> **Dataset rows describing interfaces**
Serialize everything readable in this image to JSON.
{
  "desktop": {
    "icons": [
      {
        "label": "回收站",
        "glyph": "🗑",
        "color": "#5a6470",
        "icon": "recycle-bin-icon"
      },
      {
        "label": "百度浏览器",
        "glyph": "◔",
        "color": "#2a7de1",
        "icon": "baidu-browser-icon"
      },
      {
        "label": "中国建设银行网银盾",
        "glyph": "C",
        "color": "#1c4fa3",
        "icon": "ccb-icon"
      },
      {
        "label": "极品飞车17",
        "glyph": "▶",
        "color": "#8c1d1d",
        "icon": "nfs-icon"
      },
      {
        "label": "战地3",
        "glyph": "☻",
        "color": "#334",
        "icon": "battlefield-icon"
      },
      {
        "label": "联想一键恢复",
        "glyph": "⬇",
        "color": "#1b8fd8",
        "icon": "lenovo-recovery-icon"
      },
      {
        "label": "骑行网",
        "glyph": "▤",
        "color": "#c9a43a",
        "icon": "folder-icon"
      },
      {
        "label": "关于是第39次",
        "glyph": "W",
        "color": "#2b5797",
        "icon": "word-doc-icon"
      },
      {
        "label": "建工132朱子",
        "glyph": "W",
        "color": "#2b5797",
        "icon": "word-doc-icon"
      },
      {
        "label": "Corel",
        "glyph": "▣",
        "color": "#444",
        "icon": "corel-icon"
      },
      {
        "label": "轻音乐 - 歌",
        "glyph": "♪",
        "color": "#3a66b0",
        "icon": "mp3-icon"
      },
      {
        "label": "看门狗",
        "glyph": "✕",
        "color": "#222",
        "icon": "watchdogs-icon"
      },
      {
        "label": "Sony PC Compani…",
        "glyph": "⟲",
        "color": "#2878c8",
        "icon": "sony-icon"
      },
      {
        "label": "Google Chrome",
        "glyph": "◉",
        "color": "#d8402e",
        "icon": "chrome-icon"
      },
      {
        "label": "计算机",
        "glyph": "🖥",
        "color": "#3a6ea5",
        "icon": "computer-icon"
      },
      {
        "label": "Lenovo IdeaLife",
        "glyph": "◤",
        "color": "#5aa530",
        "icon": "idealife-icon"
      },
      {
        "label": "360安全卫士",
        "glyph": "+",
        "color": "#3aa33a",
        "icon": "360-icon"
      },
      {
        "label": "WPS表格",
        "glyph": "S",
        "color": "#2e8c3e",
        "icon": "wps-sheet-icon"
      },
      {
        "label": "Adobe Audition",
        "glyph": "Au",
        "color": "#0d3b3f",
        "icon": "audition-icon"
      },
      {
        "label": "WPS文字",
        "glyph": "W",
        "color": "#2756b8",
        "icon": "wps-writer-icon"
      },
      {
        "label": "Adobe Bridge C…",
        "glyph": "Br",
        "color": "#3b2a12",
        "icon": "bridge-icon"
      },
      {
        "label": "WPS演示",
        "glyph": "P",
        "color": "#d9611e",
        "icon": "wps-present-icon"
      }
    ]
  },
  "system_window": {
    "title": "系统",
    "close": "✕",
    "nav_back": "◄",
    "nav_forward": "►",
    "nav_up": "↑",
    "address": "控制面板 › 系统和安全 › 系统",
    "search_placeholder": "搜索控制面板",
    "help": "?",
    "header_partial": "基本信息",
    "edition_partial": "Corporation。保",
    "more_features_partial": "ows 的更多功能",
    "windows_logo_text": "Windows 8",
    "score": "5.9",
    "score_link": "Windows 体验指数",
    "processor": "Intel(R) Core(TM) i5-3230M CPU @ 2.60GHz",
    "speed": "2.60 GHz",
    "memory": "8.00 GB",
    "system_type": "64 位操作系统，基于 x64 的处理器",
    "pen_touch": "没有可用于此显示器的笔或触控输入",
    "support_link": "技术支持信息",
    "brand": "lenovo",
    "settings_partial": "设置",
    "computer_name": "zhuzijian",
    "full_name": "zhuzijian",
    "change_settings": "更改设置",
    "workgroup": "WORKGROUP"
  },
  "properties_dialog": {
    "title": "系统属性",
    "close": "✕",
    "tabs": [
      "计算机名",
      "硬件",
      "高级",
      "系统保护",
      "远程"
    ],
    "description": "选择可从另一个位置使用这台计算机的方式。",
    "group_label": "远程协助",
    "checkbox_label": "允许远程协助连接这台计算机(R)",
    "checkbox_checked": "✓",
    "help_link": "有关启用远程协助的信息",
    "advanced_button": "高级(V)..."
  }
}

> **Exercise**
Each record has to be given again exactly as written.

> **Reply**
Serialize everything readable in this image to JSON.
{
  "desktop": {
    "icons": [
      {
        "label": "回收站",
        "glyph": "🗑",
        "color": "#5a6470",
        "icon": "recycle-bin-icon"
      },
      {
        "label": "百度浏览器",
        "glyph": "◔",
        "color": "#2a7de1",
        "icon": "baidu-browser-icon"
      },
      {
        "label": "中国建设银行网银盾",
        "glyph": "C",
        "color": "#1c4fa3",
        "icon": "ccb-icon"
      },
      {
        "label": "极品飞车17",
        "glyph": "▶",
        "color": "#8c1d1d",
        "icon": "nfs-icon"
      },
      {
        "label": "战地3",
        "glyph": "☻",
        "color": "#334",
        "icon": "battlefield-icon"
      },
      {
        "label": "联想一键恢复",
        "glyph": "⬇",
        "color": "#1b8fd8",
        "icon": "lenovo-recovery-icon"
      },
      {
        "label": "骑行网",
        "glyph": "▤",
        "color": "#c9a43a",
        "icon": "folder-icon"
      },
      {
        "label": "关于是第39次",
        "glyph": "W",
        "color": "#2b5797",
        "icon": "word-doc-icon"
      },
      {
        "label": "建工132朱子",
        "glyph": "W",
        "color": "#2b5797",
        "icon": "word-doc-icon"
      },
      {
        "label": "Corel",
        "glyph": "▣",
        "color": "#444",
        "icon": "corel-icon"
      },
      {
        "label": "轻音乐 - 歌",
        "glyph": "♪",
        "color": "#3a66b0",
        "icon": "mp3-icon"
      },
      {
        "label": "看门狗",
        "glyph": "✕",
        "color": "#222",
        "icon": "watchdogs-icon"
      },
      {
        "label": "Sony PC Compani…",
        "glyph": "⟲",
        "color": "#2878c8",
        "icon": "sony-icon"
      },
      {
        "label": "Google Chrome",
        "glyph": "◉",
        "color": "#d8402e",
        "icon": "chrome-icon"
      },
      {
        "label": "计算机",
        "glyph": "🖥",
        "color": "#3a6ea5",
        "icon": "computer-icon"
      },
      {
        "label": "Lenovo IdeaLife",
        "glyph": "◤",
        "color": "#5aa530",
        "icon": "idealife-icon"
      },
      {
        "label": "360安全卫士",
        "glyph": "+",
        "color": "#3aa33a",
        "icon": "360-icon"
      },
      {
        "label": "WPS表格",
        "glyph": "S",
        "color": "#2e8c3e",
        "icon": "wps-sheet-icon"
      },
      {
        "label": "Adobe Audition",
        "glyph": "Au",
        "color": "#0d3b3f",
        "icon": "audition-icon"
      },
      {
        "label": "WPS文字",
        "glyph": "W",
        "color": "#2756b8",
        "icon": "wps-writer-icon"
      },
      {
        "label": "Adobe Bridge C…",
        "glyph": "Br",
        "color": "#3b2a12",
        "icon": "bridge-icon"
      },
      {
        "label": "WPS演示",
        "glyph": "P",
        "color": "#d9611e",
        "icon": "wps-present-icon"
      }
    ]
  },
  "system_window": {
    "title": "系统",
    "close": "✕",
    "nav_back": "◄",
    "nav_forward": "►",
    "nav_up": "↑",
    "address": "控制面板 › 系统和安全 › 系统",
    "search_placeholder": "搜索控制面板",
    "help": "?",
    "header_partial": "基本信息",
    "edition_partial": "Corporation。保",
    "more_features_partial": "ows 的更多功能",
    "windows_logo_text": "Windows 8",
    "score": "5.9",
    "score_link": "Windows 体验指数",
    "processor": "Intel(R) Core(TM) i5-3230M CPU @ 2.60GHz",
    "speed": "2.60 GHz",
    "memory": "8.00 GB",
    "system_type": "64 位操作系统，基于 x64 的处理器",
    "pen_touch": "没有可用于此显示器的笔或触控输入",
    "support_link": "技术支持信息",
    "brand": "lenovo",
    "settings_partial": "设置",
    "computer_name": "zhuzijian",
    "full_name": "zhuzijian",
    "change_settings": "更改设置",
    "workgroup": "WORKGROUP"
  },
  "properties_dialog": {
    "title": "系统属性",
    "close": "✕",
    "tabs": [
      "计算机名",
      "硬件",
      "高级",
      "系统保护",
      "远程"
    ],
    "description": "选择可从另一个位置使用这台计算机的方式。",
    "group_label": "远程协助",
    "checkbox_label": "允许远程协助连接这台计算机(R)",
    "checkbox_checked": "✓",
    "help_link": "有关启用远程协助的信息",
    "advanced_button": "高级(V)..."
  }
}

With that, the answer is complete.